While Kathleen Collins resisted gender and race classifications, it is clear that her characters, Sara in particular, do recognize themselves within those constraints, which plague their identities and lines of work, encouraging them to manipulate the roles they see available to them and that they envision for themselves. The pangs of emotional and creative frustration sound a note of existential dread when they tease each other about a pervasive “mulatto crisis.” The same holds when they play with their representations of (interior and exterior) selves, with Sara suddenly becoming an actress, and gaining a romantic interest, when her studies are put on hold, or when Victor becomes a “genuine black success” after his work is accepted into a museum collection—he then instantly moves from abstract painting to landscape painting and portraiture, and from playing the husband to playing the philanderer. The various intonations of these identity-related tensions are part of the beauty of the film, and it is difficult to not think of Collins in those terms, especially since Sara, who also taught at CUNY and strives to perfect her skills, seems to be her intellectual doppelgänger. In addition, so many of the stereotypes that existed in the 1980s persist today; when the camera reveals Sara as the professor speaking in the opening classroom scene, it still comes as a surprise, considering how meager representations of women of color still are, and how marginal female filmmakers remain in the film sector today.

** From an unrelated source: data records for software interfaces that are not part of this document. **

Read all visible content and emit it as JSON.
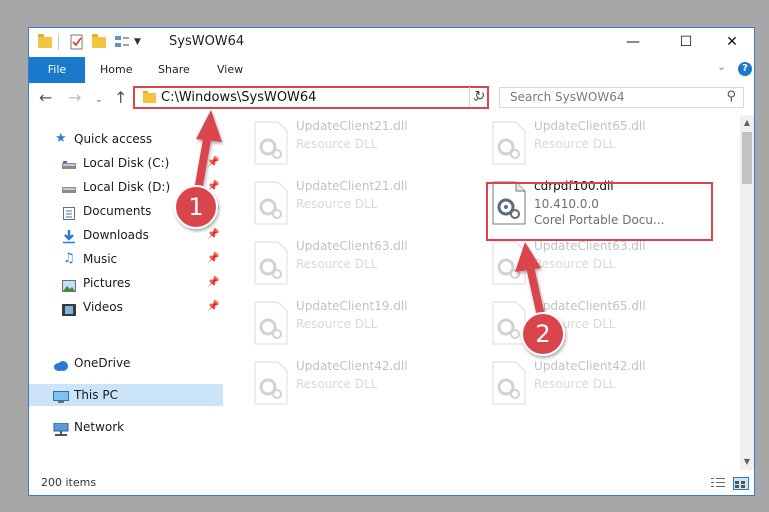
{
  "window": {
    "title": "SysWOW64",
    "controls": {
      "minimize": "—",
      "maximize": "☐",
      "close": "✕"
    }
  },
  "ribbon": {
    "tabs": [
      {
        "label": "File",
        "active": true
      },
      {
        "label": "Home"
      },
      {
        "label": "Share"
      },
      {
        "label": "View"
      }
    ],
    "help": "?"
  },
  "address": {
    "path": "C:\\Windows\\SysWOW64",
    "search_placeholder": "Search SysWOW64"
  },
  "nav": {
    "quick_access": "Quick access",
    "items": [
      {
        "label": "Local Disk (C:)",
        "icon": "drive-icon",
        "pinned": true
      },
      {
        "label": "Local Disk (D:)",
        "icon": "drive-icon",
        "pinned": true
      },
      {
        "label": "Documents",
        "icon": "documents-icon",
        "pinned": true
      },
      {
        "label": "Downloads",
        "icon": "download-icon",
        "pinned": true
      },
      {
        "label": "Music",
        "icon": "music-icon",
        "pinned": true
      },
      {
        "label": "Pictures",
        "icon": "pictures-icon",
        "pinned": true
      },
      {
        "label": "Videos",
        "icon": "videos-icon",
        "pinned": true
      }
    ],
    "onedrive": "OneDrive",
    "this_pc": "This PC",
    "network": "Network"
  },
  "files": {
    "background": [
      {
        "name": "UpdateClient21.dll",
        "type": "Resource DLL"
      },
      {
        "name": "UpdateClient65.dll",
        "type": "Resource DLL"
      },
      {
        "name": "UpdateClient21.dll",
        "type": "Resource DLL"
      },
      {
        "name": "UpdateClient63.dll",
        "type": "Resource DLL"
      },
      {
        "name": "UpdateClient63.dll",
        "type": "Resource DLL"
      },
      {
        "name": "UpdateClient19.dll",
        "type": "Resource DLL"
      },
      {
        "name": "UpdateClient65.dll",
        "type": "Resource DLL"
      },
      {
        "name": "UpdateClient42.dll",
        "type": "Resource DLL"
      },
      {
        "name": "UpdateClient42.dll",
        "type": "Resource DLL"
      }
    ],
    "highlighted": {
      "name": "cdrpdf100.dll",
      "version": "10.410.0.0",
      "description": "Corel Portable Docu..."
    }
  },
  "status": {
    "count": "200 items"
  },
  "annotations": {
    "step1": "1",
    "step2": "2",
    "color": "#d9454b"
  }
}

That being said, the film plays off of the still-relevant theme of being “other”—whether by virtue of race, gender, social class, or sexuality—but without mining the usual black-white divide: Victor could just as easily been a white tourist who fetishizes the Latin women living in his vacation destination, while Sara’s unease brings to mind the more typical stories of black women trying to mold themselves into a white world. In Sara’s case, however, she seems to be out of step with her own husband and mother, trying to affirm herself and her passions with and without them. Using environments that elevate the operatic qualities of life through bright colors, studied dialogue, and songs and sounds tied to the urges and emotions of her characters, Kathleen Collins’s rare achievement was to masterfully cultivate the emotional tensions that come with grappling with individual identities, and the external gestures that shape and influence them.
Zoë Rhinehart is a New York-based writer. She writes essays, both personal and critical, about music, film, and emotion.